One user, Ayah E Arek-Arek, expressed concern over the photo getting into “the bad hands of hoax spreaders,” while other users said that the waters reminded them of blood.
Pekalongan is known for making batik, which is a traditional Indonesian method of creating patterns and drawings on fabric, using wax to resist water-based dyes.
It is apparently not uncommon for rivers in Pekalongan and the surrounding area to change colour, according to Reuters.

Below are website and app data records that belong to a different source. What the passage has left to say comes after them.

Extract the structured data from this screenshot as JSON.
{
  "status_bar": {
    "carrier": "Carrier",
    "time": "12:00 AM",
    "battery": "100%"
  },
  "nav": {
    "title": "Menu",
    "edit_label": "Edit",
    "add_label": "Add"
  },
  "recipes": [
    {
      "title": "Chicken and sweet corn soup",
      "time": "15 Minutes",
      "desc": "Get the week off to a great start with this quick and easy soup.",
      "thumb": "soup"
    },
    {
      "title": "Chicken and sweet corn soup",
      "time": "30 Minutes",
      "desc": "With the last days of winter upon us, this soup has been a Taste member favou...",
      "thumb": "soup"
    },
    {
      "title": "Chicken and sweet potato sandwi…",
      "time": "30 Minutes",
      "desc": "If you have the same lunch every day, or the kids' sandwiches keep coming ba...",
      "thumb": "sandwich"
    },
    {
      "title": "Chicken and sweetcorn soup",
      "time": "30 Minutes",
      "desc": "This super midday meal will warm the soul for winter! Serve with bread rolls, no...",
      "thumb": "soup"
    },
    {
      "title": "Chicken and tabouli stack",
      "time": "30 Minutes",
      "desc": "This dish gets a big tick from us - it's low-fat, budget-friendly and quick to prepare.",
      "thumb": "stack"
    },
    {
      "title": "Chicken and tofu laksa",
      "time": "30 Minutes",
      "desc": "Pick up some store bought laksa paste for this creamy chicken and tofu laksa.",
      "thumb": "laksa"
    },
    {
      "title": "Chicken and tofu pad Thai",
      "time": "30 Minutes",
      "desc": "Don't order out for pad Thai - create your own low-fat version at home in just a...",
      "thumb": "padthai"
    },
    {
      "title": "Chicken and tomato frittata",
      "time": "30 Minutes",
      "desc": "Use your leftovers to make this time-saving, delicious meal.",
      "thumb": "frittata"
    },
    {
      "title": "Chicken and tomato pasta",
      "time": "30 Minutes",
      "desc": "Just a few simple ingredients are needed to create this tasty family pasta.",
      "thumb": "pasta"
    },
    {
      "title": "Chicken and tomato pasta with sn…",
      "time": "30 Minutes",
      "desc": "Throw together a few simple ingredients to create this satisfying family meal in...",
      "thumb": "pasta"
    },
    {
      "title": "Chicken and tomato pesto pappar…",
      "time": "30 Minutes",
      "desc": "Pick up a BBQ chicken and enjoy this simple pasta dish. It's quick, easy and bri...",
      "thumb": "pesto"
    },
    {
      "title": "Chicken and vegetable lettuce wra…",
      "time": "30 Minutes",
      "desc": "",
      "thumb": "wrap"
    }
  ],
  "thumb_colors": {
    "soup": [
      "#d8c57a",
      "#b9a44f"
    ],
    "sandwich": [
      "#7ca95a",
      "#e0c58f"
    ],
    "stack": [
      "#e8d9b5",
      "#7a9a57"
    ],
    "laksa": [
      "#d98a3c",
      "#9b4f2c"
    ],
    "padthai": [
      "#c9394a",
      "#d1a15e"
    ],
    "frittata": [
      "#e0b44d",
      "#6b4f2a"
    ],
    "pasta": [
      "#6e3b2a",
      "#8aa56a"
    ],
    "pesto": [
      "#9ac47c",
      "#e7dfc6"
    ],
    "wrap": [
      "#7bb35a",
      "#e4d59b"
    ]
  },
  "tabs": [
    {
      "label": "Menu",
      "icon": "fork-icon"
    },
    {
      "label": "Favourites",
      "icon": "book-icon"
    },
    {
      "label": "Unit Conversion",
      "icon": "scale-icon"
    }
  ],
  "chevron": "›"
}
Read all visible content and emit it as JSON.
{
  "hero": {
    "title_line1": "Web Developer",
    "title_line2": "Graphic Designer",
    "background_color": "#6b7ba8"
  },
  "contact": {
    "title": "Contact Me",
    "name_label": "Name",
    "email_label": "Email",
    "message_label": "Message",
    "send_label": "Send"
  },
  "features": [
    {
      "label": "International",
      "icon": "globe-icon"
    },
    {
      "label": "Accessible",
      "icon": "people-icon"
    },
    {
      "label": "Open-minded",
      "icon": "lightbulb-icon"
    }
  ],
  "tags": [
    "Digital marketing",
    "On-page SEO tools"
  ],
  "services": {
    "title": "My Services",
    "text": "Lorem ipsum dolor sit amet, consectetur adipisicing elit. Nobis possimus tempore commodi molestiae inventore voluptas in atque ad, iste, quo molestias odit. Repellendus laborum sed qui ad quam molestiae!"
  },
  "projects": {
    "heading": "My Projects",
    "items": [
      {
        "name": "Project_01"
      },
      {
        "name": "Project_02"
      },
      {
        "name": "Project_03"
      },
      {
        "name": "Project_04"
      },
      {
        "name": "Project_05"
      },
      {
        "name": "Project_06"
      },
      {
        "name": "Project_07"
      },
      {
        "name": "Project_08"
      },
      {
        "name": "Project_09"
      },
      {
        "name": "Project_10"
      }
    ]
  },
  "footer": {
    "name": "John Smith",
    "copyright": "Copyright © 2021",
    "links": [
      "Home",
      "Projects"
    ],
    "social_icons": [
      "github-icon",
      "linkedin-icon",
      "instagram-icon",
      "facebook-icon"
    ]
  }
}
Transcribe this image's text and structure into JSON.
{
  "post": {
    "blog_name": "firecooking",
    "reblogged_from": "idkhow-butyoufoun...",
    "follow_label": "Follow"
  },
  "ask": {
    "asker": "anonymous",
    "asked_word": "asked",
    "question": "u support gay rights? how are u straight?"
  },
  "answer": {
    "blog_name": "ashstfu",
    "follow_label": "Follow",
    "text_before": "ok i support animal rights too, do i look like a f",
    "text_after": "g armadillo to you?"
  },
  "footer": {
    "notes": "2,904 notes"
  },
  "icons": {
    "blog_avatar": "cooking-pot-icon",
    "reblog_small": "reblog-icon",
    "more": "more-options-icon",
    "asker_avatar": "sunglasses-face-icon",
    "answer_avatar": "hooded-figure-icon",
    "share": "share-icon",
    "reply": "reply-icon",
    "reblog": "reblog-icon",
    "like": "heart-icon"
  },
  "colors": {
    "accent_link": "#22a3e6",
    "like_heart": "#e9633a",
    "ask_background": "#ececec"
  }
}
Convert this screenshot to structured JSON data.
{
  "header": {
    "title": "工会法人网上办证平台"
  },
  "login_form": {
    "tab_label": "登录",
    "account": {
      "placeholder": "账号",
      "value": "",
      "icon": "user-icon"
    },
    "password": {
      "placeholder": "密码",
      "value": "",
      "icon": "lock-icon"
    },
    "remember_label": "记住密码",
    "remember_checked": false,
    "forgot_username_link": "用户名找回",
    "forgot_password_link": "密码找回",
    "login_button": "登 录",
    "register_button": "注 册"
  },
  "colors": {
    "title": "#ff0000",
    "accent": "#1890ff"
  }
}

Another village north of the city was also swamped with green coloured water last month.
He confirmed that the photographs were genuine and added: “It will disappear when it mixes with rain after a while.”
The dye was not toxic or dangerous, reported AFP. They added that officials used pumps to drain the area, clearing it in less than an hour.
Indonesia is no stranger to flooding, especially during the rainy season, and at least 43 people were killed when a storm hit the capital Jakarta earlier in the year.
The country has previously used a technique known as cloud seeding to try and induce rain before it hits more flood prone areas.
According to Reuters, this involves firing salt flares into the clouds from planes, in the hope that this will cause them to burst earlier than they would otherwise do.